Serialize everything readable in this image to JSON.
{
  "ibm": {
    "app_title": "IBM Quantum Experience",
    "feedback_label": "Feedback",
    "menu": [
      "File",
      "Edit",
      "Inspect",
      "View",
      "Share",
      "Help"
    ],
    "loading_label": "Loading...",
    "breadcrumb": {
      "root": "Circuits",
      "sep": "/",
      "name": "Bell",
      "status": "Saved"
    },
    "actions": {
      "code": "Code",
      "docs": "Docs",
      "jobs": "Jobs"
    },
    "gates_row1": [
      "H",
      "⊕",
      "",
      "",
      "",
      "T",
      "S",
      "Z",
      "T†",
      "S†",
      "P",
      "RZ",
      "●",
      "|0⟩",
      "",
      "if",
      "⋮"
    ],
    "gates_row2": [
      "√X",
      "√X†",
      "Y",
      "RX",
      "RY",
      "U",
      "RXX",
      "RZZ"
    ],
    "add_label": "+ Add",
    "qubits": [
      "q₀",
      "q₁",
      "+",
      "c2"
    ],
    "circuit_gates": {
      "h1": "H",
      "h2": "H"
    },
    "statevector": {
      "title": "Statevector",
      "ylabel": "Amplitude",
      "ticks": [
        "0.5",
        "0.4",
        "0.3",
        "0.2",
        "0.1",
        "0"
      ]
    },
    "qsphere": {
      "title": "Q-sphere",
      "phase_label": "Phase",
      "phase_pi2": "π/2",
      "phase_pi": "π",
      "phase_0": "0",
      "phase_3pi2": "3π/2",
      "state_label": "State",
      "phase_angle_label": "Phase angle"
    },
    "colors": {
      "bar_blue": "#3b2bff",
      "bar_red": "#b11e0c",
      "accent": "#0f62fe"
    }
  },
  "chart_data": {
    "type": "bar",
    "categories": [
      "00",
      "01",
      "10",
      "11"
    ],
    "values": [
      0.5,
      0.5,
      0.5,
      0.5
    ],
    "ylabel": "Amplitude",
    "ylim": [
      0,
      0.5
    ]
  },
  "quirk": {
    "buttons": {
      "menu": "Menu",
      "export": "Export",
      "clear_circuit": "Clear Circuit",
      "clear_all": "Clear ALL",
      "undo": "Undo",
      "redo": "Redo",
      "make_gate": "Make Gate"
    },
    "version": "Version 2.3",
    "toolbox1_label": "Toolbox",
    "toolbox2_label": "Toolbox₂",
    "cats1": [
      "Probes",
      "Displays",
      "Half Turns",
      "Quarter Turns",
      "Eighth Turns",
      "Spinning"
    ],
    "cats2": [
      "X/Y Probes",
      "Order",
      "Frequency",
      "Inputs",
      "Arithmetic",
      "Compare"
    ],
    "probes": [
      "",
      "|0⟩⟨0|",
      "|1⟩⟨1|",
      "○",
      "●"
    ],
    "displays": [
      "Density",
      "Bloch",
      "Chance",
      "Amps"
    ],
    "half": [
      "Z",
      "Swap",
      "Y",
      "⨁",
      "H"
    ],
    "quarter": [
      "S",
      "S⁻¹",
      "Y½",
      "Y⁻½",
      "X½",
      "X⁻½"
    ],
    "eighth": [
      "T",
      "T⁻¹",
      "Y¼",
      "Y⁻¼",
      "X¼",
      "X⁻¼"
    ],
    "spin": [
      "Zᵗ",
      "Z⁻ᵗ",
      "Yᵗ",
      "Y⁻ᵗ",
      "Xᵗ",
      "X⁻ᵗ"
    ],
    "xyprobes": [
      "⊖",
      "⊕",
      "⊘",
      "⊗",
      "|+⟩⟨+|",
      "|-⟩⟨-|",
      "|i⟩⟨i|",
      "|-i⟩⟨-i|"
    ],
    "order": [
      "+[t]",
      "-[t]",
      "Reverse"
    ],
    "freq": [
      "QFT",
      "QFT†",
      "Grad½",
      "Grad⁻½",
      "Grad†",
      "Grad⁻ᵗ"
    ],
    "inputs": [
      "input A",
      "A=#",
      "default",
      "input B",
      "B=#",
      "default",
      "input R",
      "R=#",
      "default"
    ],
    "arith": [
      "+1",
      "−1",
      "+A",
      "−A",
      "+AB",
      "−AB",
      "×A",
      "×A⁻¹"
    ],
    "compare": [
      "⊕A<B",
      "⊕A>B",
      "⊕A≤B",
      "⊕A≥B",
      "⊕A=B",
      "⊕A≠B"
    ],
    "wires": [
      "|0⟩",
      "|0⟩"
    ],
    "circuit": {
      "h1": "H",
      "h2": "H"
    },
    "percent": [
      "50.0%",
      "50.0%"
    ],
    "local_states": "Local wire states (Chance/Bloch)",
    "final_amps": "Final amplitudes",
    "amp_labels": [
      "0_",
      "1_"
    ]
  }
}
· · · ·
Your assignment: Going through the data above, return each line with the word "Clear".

Task solution:
      "clear_circuit": "Clear Circuit",
      "clear_all": "Clear ALL",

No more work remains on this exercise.